Go through the records and copy each line where the word "통안증권" occurs.

(Material for this exercise begins)

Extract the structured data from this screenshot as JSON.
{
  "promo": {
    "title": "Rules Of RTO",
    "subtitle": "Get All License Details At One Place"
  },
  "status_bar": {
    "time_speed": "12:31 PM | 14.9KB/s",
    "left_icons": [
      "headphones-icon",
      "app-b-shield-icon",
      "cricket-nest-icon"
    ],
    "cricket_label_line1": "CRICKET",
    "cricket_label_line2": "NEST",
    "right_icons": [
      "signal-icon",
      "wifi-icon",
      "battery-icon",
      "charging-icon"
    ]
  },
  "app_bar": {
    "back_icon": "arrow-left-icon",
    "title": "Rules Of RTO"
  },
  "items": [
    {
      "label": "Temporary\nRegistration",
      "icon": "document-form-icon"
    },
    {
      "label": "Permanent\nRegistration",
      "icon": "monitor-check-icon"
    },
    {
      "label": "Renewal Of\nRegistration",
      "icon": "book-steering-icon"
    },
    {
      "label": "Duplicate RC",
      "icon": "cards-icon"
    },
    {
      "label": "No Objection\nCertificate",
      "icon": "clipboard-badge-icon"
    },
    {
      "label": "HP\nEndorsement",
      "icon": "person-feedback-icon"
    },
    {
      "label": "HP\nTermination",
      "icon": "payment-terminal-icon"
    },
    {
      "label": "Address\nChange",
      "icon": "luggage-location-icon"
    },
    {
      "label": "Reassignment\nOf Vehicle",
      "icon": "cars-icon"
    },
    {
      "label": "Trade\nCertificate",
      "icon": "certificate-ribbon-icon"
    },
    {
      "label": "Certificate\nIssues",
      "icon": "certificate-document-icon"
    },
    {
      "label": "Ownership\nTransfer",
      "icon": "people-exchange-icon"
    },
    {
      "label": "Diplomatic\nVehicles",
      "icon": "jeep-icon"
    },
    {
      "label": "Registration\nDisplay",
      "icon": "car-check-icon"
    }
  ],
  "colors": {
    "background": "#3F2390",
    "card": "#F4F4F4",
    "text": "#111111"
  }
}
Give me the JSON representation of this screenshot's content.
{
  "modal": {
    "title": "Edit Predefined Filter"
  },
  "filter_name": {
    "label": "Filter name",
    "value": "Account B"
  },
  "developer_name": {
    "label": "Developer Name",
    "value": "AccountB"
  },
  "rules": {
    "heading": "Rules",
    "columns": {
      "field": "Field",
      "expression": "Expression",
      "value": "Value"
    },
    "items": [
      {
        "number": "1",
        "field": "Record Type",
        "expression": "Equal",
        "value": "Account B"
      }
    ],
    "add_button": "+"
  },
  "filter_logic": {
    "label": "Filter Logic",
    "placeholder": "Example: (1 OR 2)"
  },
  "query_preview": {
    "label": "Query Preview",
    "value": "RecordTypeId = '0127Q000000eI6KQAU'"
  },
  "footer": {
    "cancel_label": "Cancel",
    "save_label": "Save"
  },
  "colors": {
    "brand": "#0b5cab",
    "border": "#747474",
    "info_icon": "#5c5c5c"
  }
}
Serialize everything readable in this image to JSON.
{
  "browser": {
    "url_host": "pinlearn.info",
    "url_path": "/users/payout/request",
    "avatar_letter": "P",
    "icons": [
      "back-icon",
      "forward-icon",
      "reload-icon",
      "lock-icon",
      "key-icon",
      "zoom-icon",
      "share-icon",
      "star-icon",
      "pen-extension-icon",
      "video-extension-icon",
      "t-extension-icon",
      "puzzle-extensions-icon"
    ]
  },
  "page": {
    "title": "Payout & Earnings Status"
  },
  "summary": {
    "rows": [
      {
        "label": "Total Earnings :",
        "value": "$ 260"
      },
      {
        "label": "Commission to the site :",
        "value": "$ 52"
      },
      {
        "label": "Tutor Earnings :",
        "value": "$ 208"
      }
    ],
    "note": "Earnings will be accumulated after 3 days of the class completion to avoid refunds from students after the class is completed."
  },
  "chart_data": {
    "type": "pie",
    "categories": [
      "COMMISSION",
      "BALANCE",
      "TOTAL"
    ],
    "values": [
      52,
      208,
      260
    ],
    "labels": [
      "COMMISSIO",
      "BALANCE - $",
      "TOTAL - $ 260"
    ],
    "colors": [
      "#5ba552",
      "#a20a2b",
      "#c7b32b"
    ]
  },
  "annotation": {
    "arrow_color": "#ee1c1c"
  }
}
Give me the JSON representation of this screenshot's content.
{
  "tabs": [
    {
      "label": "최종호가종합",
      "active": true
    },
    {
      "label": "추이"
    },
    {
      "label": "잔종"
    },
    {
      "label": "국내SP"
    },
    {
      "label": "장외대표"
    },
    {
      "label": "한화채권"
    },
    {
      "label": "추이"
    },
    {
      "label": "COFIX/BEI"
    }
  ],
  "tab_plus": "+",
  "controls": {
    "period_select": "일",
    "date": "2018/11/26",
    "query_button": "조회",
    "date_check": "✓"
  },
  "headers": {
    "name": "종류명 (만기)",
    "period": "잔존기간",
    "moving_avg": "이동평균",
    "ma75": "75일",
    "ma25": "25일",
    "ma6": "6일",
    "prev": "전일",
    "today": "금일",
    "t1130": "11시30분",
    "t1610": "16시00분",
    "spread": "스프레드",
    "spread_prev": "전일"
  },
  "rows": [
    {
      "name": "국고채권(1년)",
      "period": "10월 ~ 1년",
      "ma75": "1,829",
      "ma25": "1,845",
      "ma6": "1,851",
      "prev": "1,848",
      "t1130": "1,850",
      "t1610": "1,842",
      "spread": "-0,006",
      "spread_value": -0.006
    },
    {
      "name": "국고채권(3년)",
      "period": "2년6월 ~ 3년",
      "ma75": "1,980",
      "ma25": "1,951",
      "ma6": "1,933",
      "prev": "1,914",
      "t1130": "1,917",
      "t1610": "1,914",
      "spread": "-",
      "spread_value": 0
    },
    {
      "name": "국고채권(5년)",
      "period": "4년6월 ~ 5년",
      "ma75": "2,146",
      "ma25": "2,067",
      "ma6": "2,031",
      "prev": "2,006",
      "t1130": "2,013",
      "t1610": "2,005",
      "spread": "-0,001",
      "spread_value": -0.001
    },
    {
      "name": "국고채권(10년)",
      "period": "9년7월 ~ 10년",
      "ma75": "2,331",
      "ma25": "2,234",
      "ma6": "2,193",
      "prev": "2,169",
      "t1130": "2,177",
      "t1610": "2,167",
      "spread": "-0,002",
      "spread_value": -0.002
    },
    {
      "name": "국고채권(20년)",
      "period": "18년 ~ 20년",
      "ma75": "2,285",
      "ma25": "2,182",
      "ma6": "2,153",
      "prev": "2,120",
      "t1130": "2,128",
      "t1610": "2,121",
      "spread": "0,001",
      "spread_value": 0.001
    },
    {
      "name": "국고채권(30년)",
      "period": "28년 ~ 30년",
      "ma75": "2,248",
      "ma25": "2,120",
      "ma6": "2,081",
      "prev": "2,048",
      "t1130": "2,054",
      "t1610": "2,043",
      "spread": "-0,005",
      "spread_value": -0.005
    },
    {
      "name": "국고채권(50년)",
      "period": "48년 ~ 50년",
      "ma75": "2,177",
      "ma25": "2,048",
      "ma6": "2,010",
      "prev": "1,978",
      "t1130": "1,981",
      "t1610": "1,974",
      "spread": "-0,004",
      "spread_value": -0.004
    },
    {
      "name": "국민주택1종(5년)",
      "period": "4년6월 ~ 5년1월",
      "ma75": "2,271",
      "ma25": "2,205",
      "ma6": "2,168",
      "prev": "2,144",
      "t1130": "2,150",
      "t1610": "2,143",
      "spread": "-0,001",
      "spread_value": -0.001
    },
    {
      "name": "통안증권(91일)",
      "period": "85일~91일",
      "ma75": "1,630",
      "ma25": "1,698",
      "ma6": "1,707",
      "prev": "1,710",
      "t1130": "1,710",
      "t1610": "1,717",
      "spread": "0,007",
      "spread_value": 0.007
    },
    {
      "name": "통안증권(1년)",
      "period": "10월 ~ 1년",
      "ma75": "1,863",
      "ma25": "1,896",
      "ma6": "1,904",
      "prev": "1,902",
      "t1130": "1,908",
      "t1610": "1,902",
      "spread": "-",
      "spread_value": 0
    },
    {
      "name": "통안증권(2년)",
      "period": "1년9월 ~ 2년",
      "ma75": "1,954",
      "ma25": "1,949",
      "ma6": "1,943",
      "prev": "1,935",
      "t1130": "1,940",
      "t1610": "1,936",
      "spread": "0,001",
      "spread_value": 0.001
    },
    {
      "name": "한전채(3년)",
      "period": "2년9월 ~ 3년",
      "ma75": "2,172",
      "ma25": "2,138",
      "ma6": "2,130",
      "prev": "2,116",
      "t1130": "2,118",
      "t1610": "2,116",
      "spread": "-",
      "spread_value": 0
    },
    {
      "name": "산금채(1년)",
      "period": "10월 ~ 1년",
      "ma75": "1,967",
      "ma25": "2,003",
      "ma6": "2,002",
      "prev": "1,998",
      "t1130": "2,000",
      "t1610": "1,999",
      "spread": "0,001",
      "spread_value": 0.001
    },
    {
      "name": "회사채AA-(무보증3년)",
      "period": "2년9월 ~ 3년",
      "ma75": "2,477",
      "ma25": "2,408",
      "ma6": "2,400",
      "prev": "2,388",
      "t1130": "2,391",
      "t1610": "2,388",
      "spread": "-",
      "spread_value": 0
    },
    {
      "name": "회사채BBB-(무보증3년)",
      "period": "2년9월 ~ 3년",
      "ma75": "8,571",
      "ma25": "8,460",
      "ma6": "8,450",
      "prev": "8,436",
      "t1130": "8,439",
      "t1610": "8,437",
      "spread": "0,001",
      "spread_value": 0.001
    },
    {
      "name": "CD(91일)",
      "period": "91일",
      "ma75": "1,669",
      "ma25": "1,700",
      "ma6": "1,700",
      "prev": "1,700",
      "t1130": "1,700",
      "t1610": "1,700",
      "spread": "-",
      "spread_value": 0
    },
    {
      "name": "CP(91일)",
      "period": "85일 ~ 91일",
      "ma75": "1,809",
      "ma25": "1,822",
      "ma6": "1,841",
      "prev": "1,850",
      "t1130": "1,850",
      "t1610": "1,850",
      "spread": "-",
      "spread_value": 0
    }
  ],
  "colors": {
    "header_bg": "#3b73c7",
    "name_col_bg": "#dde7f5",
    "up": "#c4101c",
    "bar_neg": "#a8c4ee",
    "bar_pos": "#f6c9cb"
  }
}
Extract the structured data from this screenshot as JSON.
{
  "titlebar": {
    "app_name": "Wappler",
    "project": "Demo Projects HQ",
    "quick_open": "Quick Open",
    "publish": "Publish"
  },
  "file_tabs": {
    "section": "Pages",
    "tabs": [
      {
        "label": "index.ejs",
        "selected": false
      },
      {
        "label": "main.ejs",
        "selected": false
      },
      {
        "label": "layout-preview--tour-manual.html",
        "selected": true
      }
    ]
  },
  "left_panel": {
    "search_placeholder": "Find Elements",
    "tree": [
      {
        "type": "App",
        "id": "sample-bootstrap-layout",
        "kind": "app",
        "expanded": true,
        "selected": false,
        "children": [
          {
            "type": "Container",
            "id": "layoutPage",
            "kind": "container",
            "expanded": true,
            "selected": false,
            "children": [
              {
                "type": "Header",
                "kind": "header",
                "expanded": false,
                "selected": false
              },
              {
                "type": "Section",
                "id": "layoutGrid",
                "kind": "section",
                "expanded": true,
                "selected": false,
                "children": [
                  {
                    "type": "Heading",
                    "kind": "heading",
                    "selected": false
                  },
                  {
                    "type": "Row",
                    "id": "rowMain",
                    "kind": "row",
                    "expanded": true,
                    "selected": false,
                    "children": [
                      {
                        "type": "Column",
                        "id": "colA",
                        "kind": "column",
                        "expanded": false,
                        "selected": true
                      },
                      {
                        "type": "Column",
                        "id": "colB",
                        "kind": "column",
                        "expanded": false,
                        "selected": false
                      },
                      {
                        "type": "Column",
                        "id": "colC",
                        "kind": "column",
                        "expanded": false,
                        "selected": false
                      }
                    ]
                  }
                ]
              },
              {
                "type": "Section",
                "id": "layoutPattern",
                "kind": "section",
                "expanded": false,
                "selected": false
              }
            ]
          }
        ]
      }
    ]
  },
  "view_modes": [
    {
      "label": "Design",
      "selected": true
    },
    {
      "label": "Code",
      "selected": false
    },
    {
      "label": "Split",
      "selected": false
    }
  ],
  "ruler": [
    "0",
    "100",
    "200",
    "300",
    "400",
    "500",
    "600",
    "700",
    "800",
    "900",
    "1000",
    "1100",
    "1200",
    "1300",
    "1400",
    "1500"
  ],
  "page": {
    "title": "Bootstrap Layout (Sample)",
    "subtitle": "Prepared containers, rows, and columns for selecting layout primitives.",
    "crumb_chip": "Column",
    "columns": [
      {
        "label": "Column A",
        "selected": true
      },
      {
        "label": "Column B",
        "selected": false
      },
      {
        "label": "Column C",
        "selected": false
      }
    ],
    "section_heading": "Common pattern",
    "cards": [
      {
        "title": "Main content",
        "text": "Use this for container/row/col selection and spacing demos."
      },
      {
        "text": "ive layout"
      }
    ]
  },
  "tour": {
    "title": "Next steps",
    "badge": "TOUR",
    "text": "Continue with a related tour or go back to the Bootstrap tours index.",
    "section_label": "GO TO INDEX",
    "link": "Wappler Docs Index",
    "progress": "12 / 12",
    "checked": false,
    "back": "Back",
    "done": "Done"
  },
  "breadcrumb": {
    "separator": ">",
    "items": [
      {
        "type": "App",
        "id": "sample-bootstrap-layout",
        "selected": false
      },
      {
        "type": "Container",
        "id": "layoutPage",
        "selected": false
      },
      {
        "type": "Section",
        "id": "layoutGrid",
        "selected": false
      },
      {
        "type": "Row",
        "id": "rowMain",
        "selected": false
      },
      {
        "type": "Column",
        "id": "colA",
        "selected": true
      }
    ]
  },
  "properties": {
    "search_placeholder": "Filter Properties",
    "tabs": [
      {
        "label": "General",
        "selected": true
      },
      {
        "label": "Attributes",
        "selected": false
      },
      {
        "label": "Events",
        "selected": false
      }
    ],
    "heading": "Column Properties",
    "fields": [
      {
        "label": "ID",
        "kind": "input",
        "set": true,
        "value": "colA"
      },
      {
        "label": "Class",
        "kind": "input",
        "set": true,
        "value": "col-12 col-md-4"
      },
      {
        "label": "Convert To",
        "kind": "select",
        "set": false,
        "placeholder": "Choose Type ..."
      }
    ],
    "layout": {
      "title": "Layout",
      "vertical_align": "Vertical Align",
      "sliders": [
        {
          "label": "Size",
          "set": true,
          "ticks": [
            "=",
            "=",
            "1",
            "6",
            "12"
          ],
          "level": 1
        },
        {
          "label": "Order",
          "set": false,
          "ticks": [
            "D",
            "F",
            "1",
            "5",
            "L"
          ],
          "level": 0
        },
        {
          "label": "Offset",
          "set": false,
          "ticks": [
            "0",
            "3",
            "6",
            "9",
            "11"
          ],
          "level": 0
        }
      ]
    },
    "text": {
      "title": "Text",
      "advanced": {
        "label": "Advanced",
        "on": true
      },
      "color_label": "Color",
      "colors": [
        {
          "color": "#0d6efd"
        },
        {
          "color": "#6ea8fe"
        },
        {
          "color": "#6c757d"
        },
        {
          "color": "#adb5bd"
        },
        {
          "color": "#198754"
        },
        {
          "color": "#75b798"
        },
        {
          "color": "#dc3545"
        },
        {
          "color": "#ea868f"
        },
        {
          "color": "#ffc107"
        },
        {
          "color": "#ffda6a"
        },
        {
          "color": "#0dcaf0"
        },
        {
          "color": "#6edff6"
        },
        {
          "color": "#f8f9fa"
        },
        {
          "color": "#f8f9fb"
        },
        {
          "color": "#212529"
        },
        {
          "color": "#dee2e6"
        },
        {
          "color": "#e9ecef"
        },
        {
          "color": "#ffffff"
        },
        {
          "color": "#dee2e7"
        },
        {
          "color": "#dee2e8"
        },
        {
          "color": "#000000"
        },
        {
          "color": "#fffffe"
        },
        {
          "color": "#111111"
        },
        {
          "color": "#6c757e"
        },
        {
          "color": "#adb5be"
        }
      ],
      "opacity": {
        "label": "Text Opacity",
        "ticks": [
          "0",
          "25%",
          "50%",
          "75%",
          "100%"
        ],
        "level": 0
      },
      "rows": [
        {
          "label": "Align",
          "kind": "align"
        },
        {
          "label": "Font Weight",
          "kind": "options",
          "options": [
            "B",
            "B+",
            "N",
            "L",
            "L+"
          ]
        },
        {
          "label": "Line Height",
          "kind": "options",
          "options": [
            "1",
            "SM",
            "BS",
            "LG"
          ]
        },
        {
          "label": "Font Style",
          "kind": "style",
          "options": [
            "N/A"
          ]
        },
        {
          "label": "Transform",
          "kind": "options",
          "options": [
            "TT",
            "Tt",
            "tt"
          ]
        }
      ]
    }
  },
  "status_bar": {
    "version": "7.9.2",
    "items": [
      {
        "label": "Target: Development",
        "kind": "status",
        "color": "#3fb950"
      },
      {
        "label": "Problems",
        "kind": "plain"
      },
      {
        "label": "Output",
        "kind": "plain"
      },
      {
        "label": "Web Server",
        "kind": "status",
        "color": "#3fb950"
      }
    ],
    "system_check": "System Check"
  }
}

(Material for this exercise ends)

■ **Task output**:
      "name": "통안증권(91일)",
      "name": "통안증권(1년)",
      "name": "통안증권(2년)",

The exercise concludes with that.